• [Exercise description]: Write the entries out again in full and unchanged, dropping every image.

^^^^

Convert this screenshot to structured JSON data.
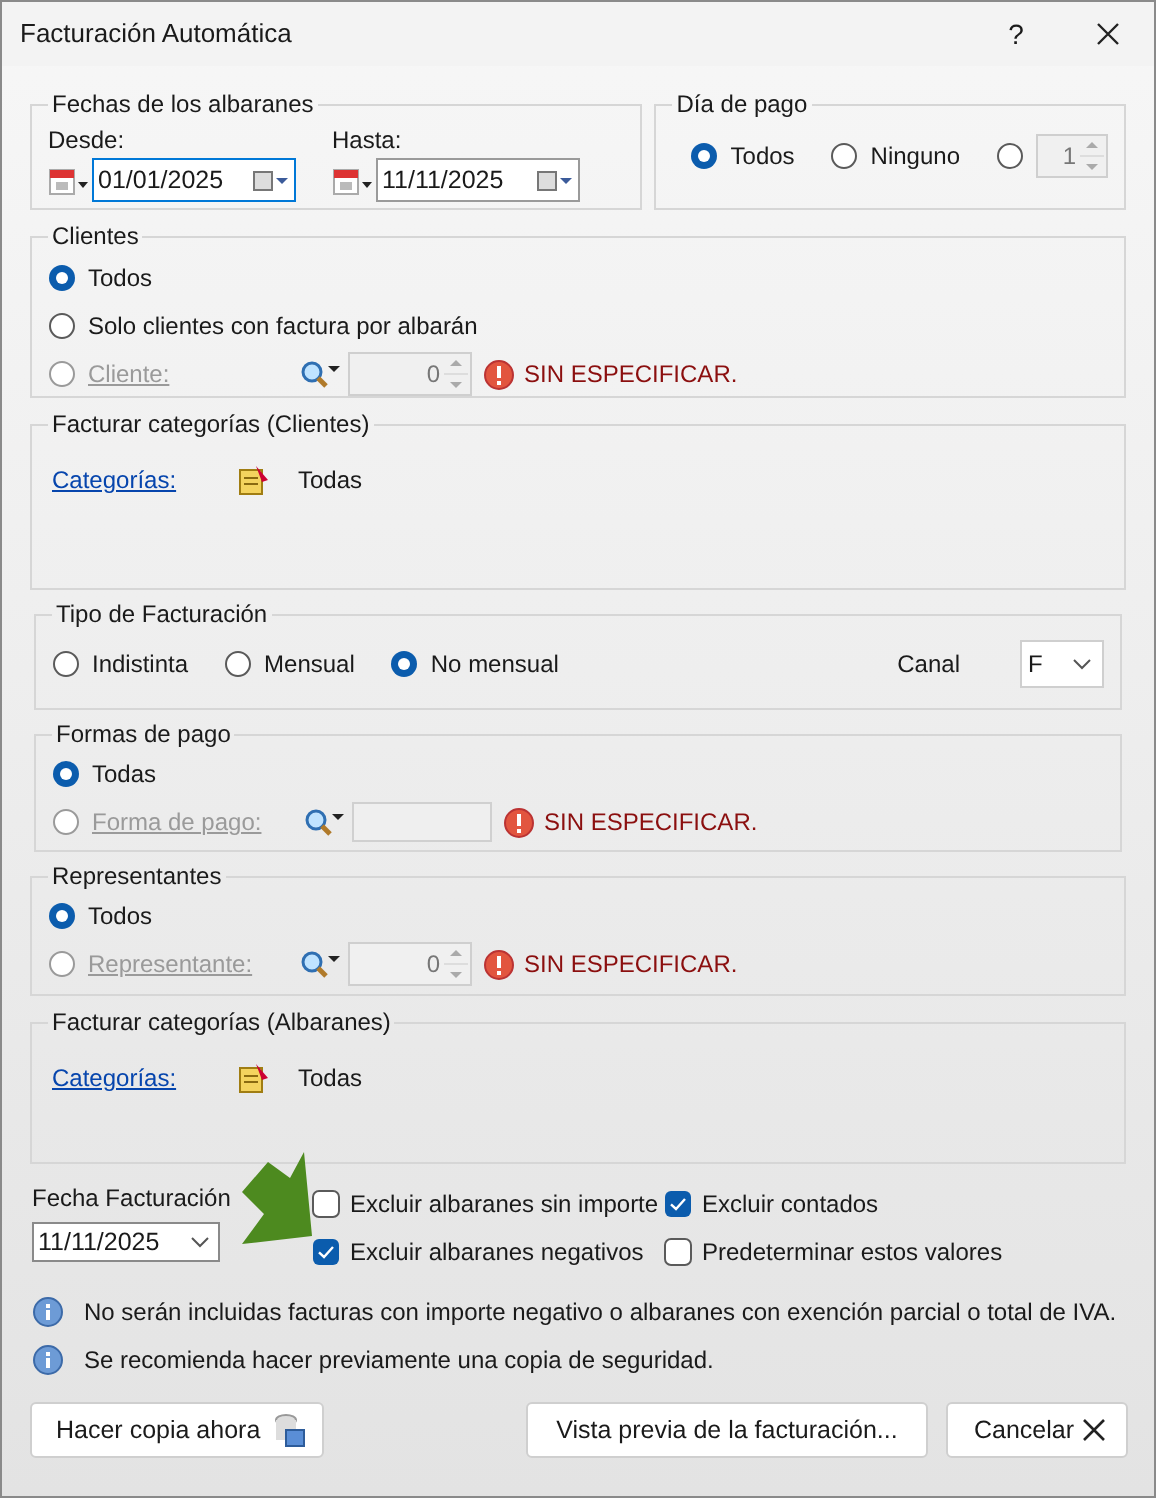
{
  "window": {
    "title": "Facturación Automática",
    "help": "?"
  },
  "fechas_albaranes": {
    "title": "Fechas de los albaranes",
    "fields": [
      {
        "label": "Desde:",
        "value": "01/01/2025",
        "focused": true
      },
      {
        "label": "Hasta:",
        "value": "11/11/2025",
        "focused": false
      }
    ]
  },
  "dia_pago": {
    "title": "Día de pago",
    "options": [
      {
        "kind": "plain",
        "label": "Todos",
        "selected": true
      },
      {
        "kind": "plain",
        "label": "Ninguno",
        "selected": false
      },
      {
        "kind": "spinner",
        "value": "1",
        "selected": false
      }
    ]
  },
  "clientes": {
    "title": "Clientes",
    "options": [
      {
        "kind": "plain",
        "label": "Todos",
        "selected": true
      },
      {
        "kind": "plain",
        "label": "Solo clientes con factura por albarán",
        "selected": false
      },
      {
        "kind": "lookup",
        "label": "Cliente:",
        "value": "0",
        "status": "SIN ESPECIFICAR.",
        "selected": false,
        "disabled": true
      }
    ]
  },
  "categorias_clientes": {
    "title": "Facturar categorías (Clientes)",
    "link": "Categorías:",
    "value": "Todas"
  },
  "tipo_facturacion": {
    "title": "Tipo de Facturación",
    "options": [
      {
        "label": "Indistinta",
        "selected": false
      },
      {
        "label": "Mensual",
        "selected": false
      },
      {
        "label": "No mensual",
        "selected": true
      }
    ],
    "canal": {
      "label": "Canal",
      "value": "F"
    }
  },
  "formas_pago": {
    "title": "Formas de pago",
    "options": [
      {
        "kind": "plain",
        "label": "Todas",
        "selected": true
      },
      {
        "kind": "lookup",
        "label": "Forma de pago:",
        "status": "SIN ESPECIFICAR.",
        "selected": false,
        "disabled": true
      }
    ]
  },
  "representantes": {
    "title": "Representantes",
    "options": [
      {
        "kind": "plain",
        "label": "Todos",
        "selected": true
      },
      {
        "kind": "lookup",
        "label": "Representante:",
        "value": "0",
        "status": "SIN ESPECIFICAR.",
        "selected": false,
        "disabled": true
      }
    ]
  },
  "categorias_albaranes": {
    "title": "Facturar categorías (Albaranes)",
    "link": "Categorías:",
    "value": "Todas"
  },
  "fecha_facturacion": {
    "label": "Fecha Facturación",
    "value": "11/11/2025"
  },
  "checkboxes": [
    {
      "label": "Excluir albaranes sin importe",
      "checked": false
    },
    {
      "label": "Excluir contados",
      "checked": true
    },
    {
      "label": "Excluir albaranes negativos",
      "checked": true
    },
    {
      "label": "Predeterminar estos valores",
      "checked": false
    }
  ],
  "notes": [
    "No serán incluidas facturas con importe negativo o albaranes con exención parcial o total de IVA.",
    "Se recomienda hacer previamente una copia de seguridad."
  ],
  "buttons": [
    {
      "kind": "backup",
      "label": "Hacer copia ahora"
    },
    {
      "kind": "preview",
      "label": "Vista previa de la facturación..."
    },
    {
      "kind": "cancel",
      "label": "Cancelar"
    }
  ]
}
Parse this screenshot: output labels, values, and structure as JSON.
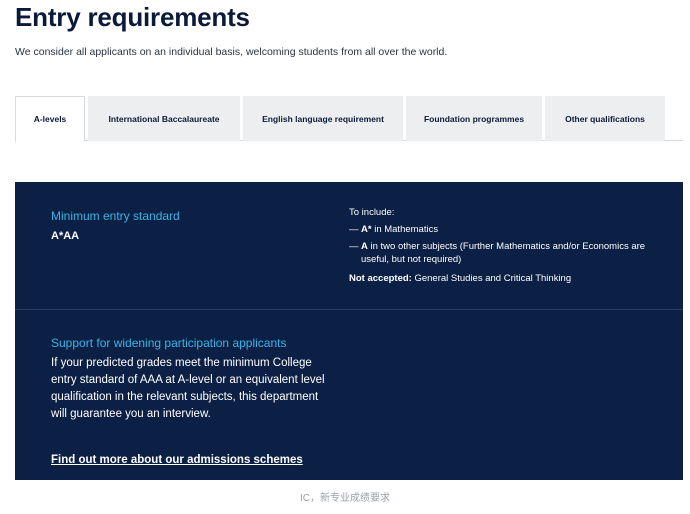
{
  "page": {
    "title": "Entry requirements",
    "intro": "We consider all applicants on an individual basis, welcoming students from all over the world."
  },
  "tabs": [
    {
      "label": "A-levels",
      "active": true
    },
    {
      "label": "International Baccalaureate",
      "active": false
    },
    {
      "label": "English language requirement",
      "active": false
    },
    {
      "label": "Foundation programmes",
      "active": false
    },
    {
      "label": "Other qualifications",
      "active": false
    }
  ],
  "panel": {
    "minimum": {
      "heading": "Minimum entry standard",
      "value": "A*AA"
    },
    "include": {
      "title": "To include:",
      "items": [
        {
          "dash": "—",
          "bold": "A*",
          "text": " in Mathematics"
        },
        {
          "dash": "—",
          "bold": "A",
          "text": " in two other subjects (Further Mathematics and/or Economics are useful, but not required)"
        }
      ],
      "not_accepted_label": "Not accepted:",
      "not_accepted_text": " General Studies and Critical Thinking"
    },
    "widening": {
      "heading": "Support for widening participation applicants",
      "body": "If your predicted grades meet the minimum College entry standard of AAA at A-level or an equivalent level qualification in the relevant subjects, this department will guarantee you an interview.",
      "link": "Find out more about our admissions schemes"
    }
  },
  "caption": "IC，新专业成绩要求",
  "colors": {
    "navy": "#0c1f44",
    "accent_blue": "#36b6e8",
    "tab_bg": "#eceef0"
  }
}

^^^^

• [Task result]:
Convert this screenshot to structured JSON data.
{
  "window": {
    "title": "Facturación Automática",
    "help": "?"
  },
  "fechas_albaranes": {
    "title": "Fechas de los albaranes",
    "fields": [
      {
        "label": "Desde:",
        "value": "01/01/2025",
        "focused": true
      },
      {
        "label": "Hasta:",
        "value": "11/11/2025",
        "focused": false
      }
    ]
  },
  "dia_pago": {
    "title": "Día de pago",
    "options": [
      {
        "kind": "plain",
        "label": "Todos",
        "selected": true
      },
      {
        "kind": "plain",
        "label": "Ninguno",
        "selected": false
      },
      {
        "kind": "spinner",
        "value": "1",
        "selected": false
      }
    ]
  },
  "clientes": {
    "title": "Clientes",
    "options": [
      {
        "kind": "plain",
        "label": "Todos",
        "selected": true
      },
      {
        "kind": "plain",
        "label": "Solo clientes con factura por albarán",
        "selected": false
      },
      {
        "kind": "lookup",
        "label": "Cliente:",
        "value": "0",
        "status": "SIN ESPECIFICAR.",
        "selected": false,
        "disabled": true
      }
    ]
  },
  "categorias_clientes": {
    "title": "Facturar categorías (Clientes)",
    "link": "Categorías:",
    "value": "Todas"
  },
  "tipo_facturacion": {
    "title": "Tipo de Facturación",
    "options": [
      {
        "label": "Indistinta",
        "selected": false
      },
      {
        "label": "Mensual",
        "selected": false
      },
      {
        "label": "No mensual",
        "selected": true
      }
    ],
    "canal": {
      "label": "Canal",
      "value": "F"
    }
  },
  "formas_pago": {
    "title": "Formas de pago",
    "options": [
      {
        "kind": "plain",
        "label": "Todas",
        "selected": true
      },
      {
        "kind": "lookup",
        "label": "Forma de pago:",
        "status": "SIN ESPECIFICAR.",
        "selected": false,
        "disabled": true
      }
    ]
  },
  "representantes": {
    "title": "Representantes",
    "options": [
      {
        "kind": "plain",
        "label": "Todos",
        "selected": true
      },
      {
        "kind": "lookup",
        "label": "Representante:",
        "value": "0",
        "status": "SIN ESPECIFICAR.",
        "selected": false,
        "disabled": true
      }
    ]
  },
  "categorias_albaranes": {
    "title": "Facturar categorías (Albaranes)",
    "link": "Categorías:",
    "value": "Todas"
  },
  "fecha_facturacion": {
    "label": "Fecha Facturación",
    "value": "11/11/2025"
  },
  "checkboxes": [
    {
      "label": "Excluir albaranes sin importe",
      "checked": false
    },
    {
      "label": "Excluir contados",
      "checked": true
    },
    {
      "label": "Excluir albaranes negativos",
      "checked": true
    },
    {
      "label": "Predeterminar estos valores",
      "checked": false
    }
  ],
  "notes": [
    "No serán incluidas facturas con importe negativo o albaranes con exención parcial o total de IVA.",
    "Se recomienda hacer previamente una copia de seguridad."
  ],
  "buttons": [
    {
      "kind": "backup",
      "label": "Hacer copia ahora"
    },
    {
      "kind": "preview",
      "label": "Vista previa de la facturación..."
    },
    {
      "kind": "cancel",
      "label": "Cancelar"
    }
  ]
}
Parse this screenshot: output labels, values, and structure as JSON.
{
  "page": {
    "title": "Entry requirements",
    "intro": "We consider all applicants on an individual basis, welcoming students from all over the world."
  },
  "tabs": [
    {
      "label": "A-levels",
      "active": true
    },
    {
      "label": "International Baccalaureate",
      "active": false
    },
    {
      "label": "English language requirement",
      "active": false
    },
    {
      "label": "Foundation programmes",
      "active": false
    },
    {
      "label": "Other qualifications",
      "active": false
    }
  ],
  "panel": {
    "minimum": {
      "heading": "Minimum entry standard",
      "value": "A*AA"
    },
    "include": {
      "title": "To include:",
      "items": [
        {
          "dash": "—",
          "bold": "A*",
          "text": " in Mathematics"
        },
        {
          "dash": "—",
          "bold": "A",
          "text": " in two other subjects (Further Mathematics and/or Economics are useful, but not required)"
        }
      ],
      "not_accepted_label": "Not accepted:",
      "not_accepted_text": " General Studies and Critical Thinking"
    },
    "widening": {
      "heading": "Support for widening participation applicants",
      "body": "If your predicted grades meet the minimum College entry standard of AAA at A-level or an equivalent level qualification in the relevant subjects, this department will guarantee you an interview.",
      "link": "Find out more about our admissions schemes"
    }
  },
  "caption": "IC，新专业成绩要求",
  "colors": {
    "navy": "#0c1f44",
    "accent_blue": "#36b6e8",
    "tab_bg": "#eceef0"
  }
}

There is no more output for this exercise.